■ Work item:
Using "text" as the search string, find the matching lines below and copy them.

■ Source data:
——
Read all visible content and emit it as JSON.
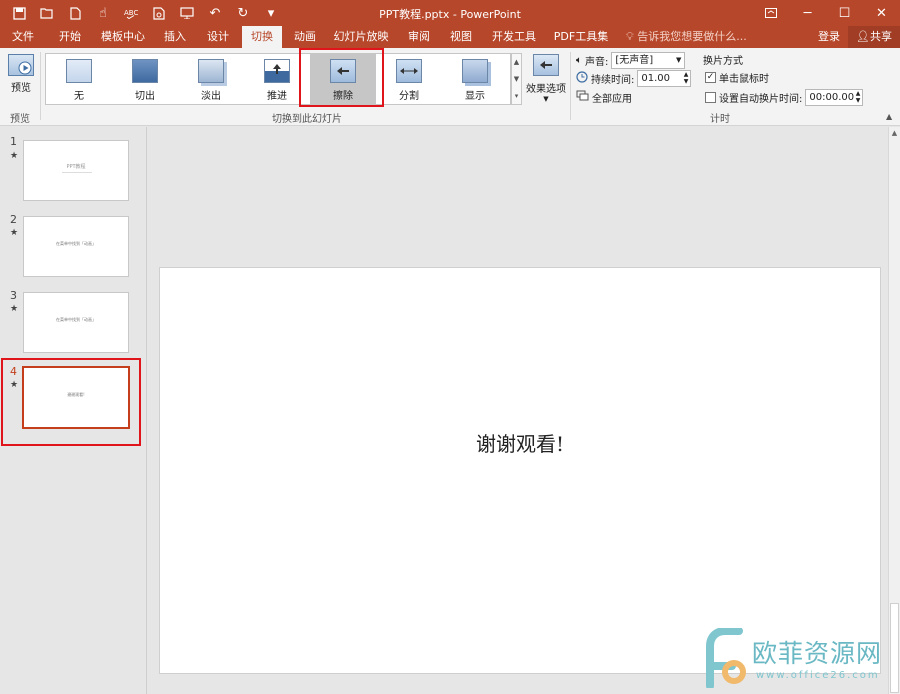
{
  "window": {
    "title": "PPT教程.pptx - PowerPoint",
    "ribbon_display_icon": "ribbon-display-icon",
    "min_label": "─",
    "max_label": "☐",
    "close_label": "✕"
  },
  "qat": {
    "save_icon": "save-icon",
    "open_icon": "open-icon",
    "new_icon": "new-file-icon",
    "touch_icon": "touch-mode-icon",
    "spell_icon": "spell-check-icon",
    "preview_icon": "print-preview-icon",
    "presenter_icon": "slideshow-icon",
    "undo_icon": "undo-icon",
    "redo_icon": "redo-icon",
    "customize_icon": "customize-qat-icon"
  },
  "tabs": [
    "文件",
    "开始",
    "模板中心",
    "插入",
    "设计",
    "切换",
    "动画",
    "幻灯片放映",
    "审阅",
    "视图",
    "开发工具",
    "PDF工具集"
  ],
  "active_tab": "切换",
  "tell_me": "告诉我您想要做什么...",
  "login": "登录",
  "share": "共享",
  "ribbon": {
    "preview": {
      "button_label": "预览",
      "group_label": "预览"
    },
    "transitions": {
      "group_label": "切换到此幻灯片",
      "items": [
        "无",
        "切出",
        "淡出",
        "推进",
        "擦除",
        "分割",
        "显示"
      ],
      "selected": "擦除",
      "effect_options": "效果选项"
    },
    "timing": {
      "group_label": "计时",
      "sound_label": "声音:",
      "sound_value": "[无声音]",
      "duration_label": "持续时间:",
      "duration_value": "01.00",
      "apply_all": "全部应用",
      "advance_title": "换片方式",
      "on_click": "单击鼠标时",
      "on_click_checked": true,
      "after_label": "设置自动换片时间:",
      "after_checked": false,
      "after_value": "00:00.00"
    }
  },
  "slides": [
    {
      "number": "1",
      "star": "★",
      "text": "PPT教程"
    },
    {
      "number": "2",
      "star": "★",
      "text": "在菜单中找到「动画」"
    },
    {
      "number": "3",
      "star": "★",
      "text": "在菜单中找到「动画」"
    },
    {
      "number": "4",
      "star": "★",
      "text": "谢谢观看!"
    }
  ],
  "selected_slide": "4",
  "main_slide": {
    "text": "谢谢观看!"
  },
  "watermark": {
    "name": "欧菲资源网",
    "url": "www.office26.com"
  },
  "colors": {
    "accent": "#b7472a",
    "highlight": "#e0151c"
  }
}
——
■ Answer space:
      "text": "PPT教程"
      "text": "在菜单中找到「动画」"
      "text": "在菜单中找到「动画」"
      "text": "谢谢观看!"
    "text": "谢谢观看!"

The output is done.